You may be afraid of confrontation. You may be afraid of the truth.
You may be afraid of being seen in a way other than how you would hope others would view you.
Ultimately, you’re afraid of dealing with the situation in an adult way.
When you can let go of the fear, you have an opportunity to be an example of living authentically, and showing up as a real leader. Gossip has a toxic effect, because it strips you of your power to change what you don’t like, undermines your own heartfelt intentions, and damages relationships.
TO BE PERFECTLY BLUNT, GROW UP AND HAVE A CONVERSATION WITH SOMEONE
Yes, it’s scary, but it’s not impossible. Instead of rallying sympathy on your side, what if you could simply go to the source of the situation and get what you really need — understanding, connection, and resolution. The effects can be immediate and life-changing. But, you have to be courageous enough to show up differently. Can you do it?

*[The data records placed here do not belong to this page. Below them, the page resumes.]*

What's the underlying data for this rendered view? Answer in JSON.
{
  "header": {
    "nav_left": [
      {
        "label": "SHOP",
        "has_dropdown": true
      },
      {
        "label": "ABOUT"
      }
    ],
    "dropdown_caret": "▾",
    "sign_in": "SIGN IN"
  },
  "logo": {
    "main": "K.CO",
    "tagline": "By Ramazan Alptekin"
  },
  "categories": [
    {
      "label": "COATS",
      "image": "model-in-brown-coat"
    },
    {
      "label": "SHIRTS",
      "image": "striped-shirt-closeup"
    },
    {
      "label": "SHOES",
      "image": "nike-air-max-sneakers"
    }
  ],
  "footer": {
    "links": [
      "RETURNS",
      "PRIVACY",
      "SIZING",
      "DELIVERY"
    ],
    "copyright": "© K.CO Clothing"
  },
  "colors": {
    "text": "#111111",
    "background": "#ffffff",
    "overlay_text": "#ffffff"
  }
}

HOW TO STOP THE GOSSIP AND SET THE STORIES STRAIGHT
When you’re the person being gossiped about, your ego can absolutely get activated. Maybe you want to fight back with words of your own. Maybe you want to set the story straight. Maybe you feel like walking the high road and won’t avenge where you’ve been wounded. In fact, it may be cold comfort to remind you that the gossip reveals more about the person saying the thing than it does about you.
It requires a very conscious individual to choose to show up in the light, rather than get drawn into the shadows. As life coach and speaker Lisa Nichols says, “Speak about others in a way that at the end of your life, you could be on a stage sharing your stories, and the person who’s hurt you the most could be in the audience, and still be seen with dignity and respect.”
Ultimately, you’re only impacted by what you let in. Marisa Peer, voted the U.K.’s top therapist, shares four simple responses whenever you’re getting unhelpful feedback:
1.“Thank you for sharing that. I choose not to let it in.”
a. Think of your conversation like a game of tennis, where you simply put down your racquet and walk off the court.
2. “I missed that. Could you repeat that for me? Slowly?”
a. When you do this, you give the
other person an opportunity to realize what they’re doing and you’re essentially calling them out on their behavior.
3. “Oh, are you trying to make me feel bad about myself? Are you trying to hurt my feelings?”
a. Bullying is defined by a person
diminishing you to embellish themselves, and this approach holds a mirror up to them.
4. “Since we’re being honest and sharing, and you’re being critical, you’re actually showing me what you don’t really like about yourself.”
a. Happy people praise, while people who feel inadequate criticize. If you don’t let it in, it can’t hurt you, and instead, the other person is left holding their words or feelings.
WHAT IF YOU’RE AN INNOCENT BYSTANDER?
Every time you listen to gossip about someone, you internalize it and keep it as a file in your brain. Then, whenever you see that person afterward, you’ll remember the gossip — it’ll change how you feel about them, how you treat them, and how you interact. Your relationship becomes more superficial, and you lose the opportunity to create a deep connection.
At the end of the day, every single one of us simply wants to be accepted as we are. It hurts when we’re not. We want to be connected to other people, but sometimes, the fear of connection is so immense that we don’t know how to handle our disappointments when we show up vulnerably, and we’re not received the ways we want to be.
The more you talk about things, the more momentum it creates. So, if you can stop talking, stop listening, or stop engaging in gossip, the power of it falls away.
You create your own reality. Create one you’d like to be living.
And, remember, the more you hold your head up high and keep your heart open to love over fear, the more you can be like the 6’3” pro-volleyball player and speaker, Gabrielle Reece, who says, “It’s a small thing for a giant.”
Judy Tsuei is a travel writer, life coach and mama who empowers women to heal and thrive by helping them to rewrite their personal stories into beautiful journeys of heroines. Judy can be reached at: www.wildheartedwords. com.